Joye Law Firm – Founder’s Legacy Q & A
July 1st, 2012|
Founded in 1968 by Reese Joye, Joye Law Firm has offices in Charleston and Myrtle Beach. As the firm grew, Reese became a legendary attorney in South Carolina, fighting to make things right for his clients. Reese Joye passed away unexpectedly in 2008, leaving the firm in the hands of his son Mark and Ken Harrell, who joined the firm in 1994. We recently spoke with Ken about what has changed, what has stayed the same, and the path forward for Joye Law Firm.
Q: Reese Joye was the founder of Joye Law Firm more than 40 years ago. What were some of the values he brought to the firm?
A: Tenacity and a burning desire to do everything he could (within ethical guidelines) to get the best result for his clients. Reese was not an easy man to work for, because his standards were so high and he refused to compromise on his principles. But there’s no question that Mark, Chris, and I are much better lawyers for having worked with Reese for so long. Hopefully, we can pass on the same traits to our younger lawyers.
Q: What changes did he have to adapt to during that time?
A: Like most of us who have been around long enough, changes in technology were his biggest challenge. We had a real wrestling match with Reese when we decided to implement Needles as our case management system. For years, the lawyers took turns answering the night calls. Looking back, some of his “systems” seem crazy now, but they worked for him for so long that he struggled with making changes.
“There’s hardly a week that goes by without a former client or another Charleston lawyer sharing a ‘Reese story.’ ”
Q: Since he passed away, what has his legacy been, both at Joye Law Firm and in the community?
A: There’s hardly a week that goes by without a former client or another Charleston lawyer sharing a “Reese story” with Mark or me. I think his obituary said it best when he was described as a “trial lawyer’s trial lawyer,” meaning his peers respected him, because he was not afraid of a tough case and he loved being in the courtroom. That passion for going into the courtroom and not being afraid of getting knocked on our ass from time to time is something we want the Joye Law Firm to be known for in the years to come.
Q: What has changed since he has been gone?

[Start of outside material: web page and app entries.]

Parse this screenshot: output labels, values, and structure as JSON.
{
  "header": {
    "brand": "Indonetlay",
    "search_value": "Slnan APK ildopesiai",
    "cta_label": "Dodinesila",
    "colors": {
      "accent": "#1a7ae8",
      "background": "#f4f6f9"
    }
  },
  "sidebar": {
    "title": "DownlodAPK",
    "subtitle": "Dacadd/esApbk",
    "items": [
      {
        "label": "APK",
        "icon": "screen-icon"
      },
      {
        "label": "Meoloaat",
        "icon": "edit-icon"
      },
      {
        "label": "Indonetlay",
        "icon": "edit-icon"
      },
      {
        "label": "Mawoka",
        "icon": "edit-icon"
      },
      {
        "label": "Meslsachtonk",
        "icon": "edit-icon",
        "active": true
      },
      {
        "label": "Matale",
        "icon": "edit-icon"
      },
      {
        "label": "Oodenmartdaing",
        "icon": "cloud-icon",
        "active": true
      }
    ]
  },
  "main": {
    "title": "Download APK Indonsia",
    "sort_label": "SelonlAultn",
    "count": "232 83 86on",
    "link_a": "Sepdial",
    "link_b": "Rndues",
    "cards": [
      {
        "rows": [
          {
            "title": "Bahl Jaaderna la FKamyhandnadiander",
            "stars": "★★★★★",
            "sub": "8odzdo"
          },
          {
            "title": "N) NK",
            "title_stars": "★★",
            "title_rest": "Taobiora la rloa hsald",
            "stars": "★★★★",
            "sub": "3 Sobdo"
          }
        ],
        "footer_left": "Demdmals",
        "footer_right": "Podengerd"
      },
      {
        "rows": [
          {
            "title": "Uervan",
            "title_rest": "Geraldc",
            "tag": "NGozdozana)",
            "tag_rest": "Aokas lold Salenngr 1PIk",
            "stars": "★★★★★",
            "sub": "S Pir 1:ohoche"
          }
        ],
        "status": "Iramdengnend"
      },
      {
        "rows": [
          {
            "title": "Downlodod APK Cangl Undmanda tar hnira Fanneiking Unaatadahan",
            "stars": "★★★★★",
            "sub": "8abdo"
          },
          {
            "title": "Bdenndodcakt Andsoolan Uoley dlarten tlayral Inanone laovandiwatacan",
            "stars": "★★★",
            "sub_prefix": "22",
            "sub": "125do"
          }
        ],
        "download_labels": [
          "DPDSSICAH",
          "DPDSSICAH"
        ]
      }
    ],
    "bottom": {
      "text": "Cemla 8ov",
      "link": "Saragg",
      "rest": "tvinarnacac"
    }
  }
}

A: Culturally, it was a big shift for everyone at the firm, because Reese had such a larger-than-life presence, and for years, it was his vision that directed the law firm. Mark and I have certainly been more open to getting outside counsel on how to best grow the firm. We brought in Vista Consultants shortly after Reese died, and that led to a number of healthy changes, from my taking on a more active management role, to an I.T. overhaul, to hiring a new firm administrator—the list goes on and on. We opened our first satellite office after Reese’s death. We’ve expanded into new practice areas.
I’m not saying we wouldn’t have done these things if Reese were still here, but there are naturally some conflicting interests when you have the generation gap that existed between Reese, Mark, and me.
Q: Did the perception of Joye change among the Charleston community (legal and otherwise)?
A: I think there was a brief period of time when everyone was wondering what would happen since Reese was the face of the firm for so long. cj was instrumental in helping us put together a marketing campaign (started after a grace period of being off the air for a couple of months) that was designed to say to our competitors and potential clients that “we’re still here and we’re not going away, so pack a lunch.” Within a few months, it was back to business as usual.
Q: Where is Joye Law Firm headed next?
A: Wherever it is, I am thrilled to be a part of it. I absolutely love coming to work every day. I have a great partner in Mark (who’s happiest focusing on trying big cases), a group of dedicated lawyers, and the best employees we’ve ever had. We won’t stand still. We’ll keep getting better, because the competition gets stiffer and stiffer. Growth-wise, I’m sure we’ll expand into other areas of the state. When and where? That remains to be seen.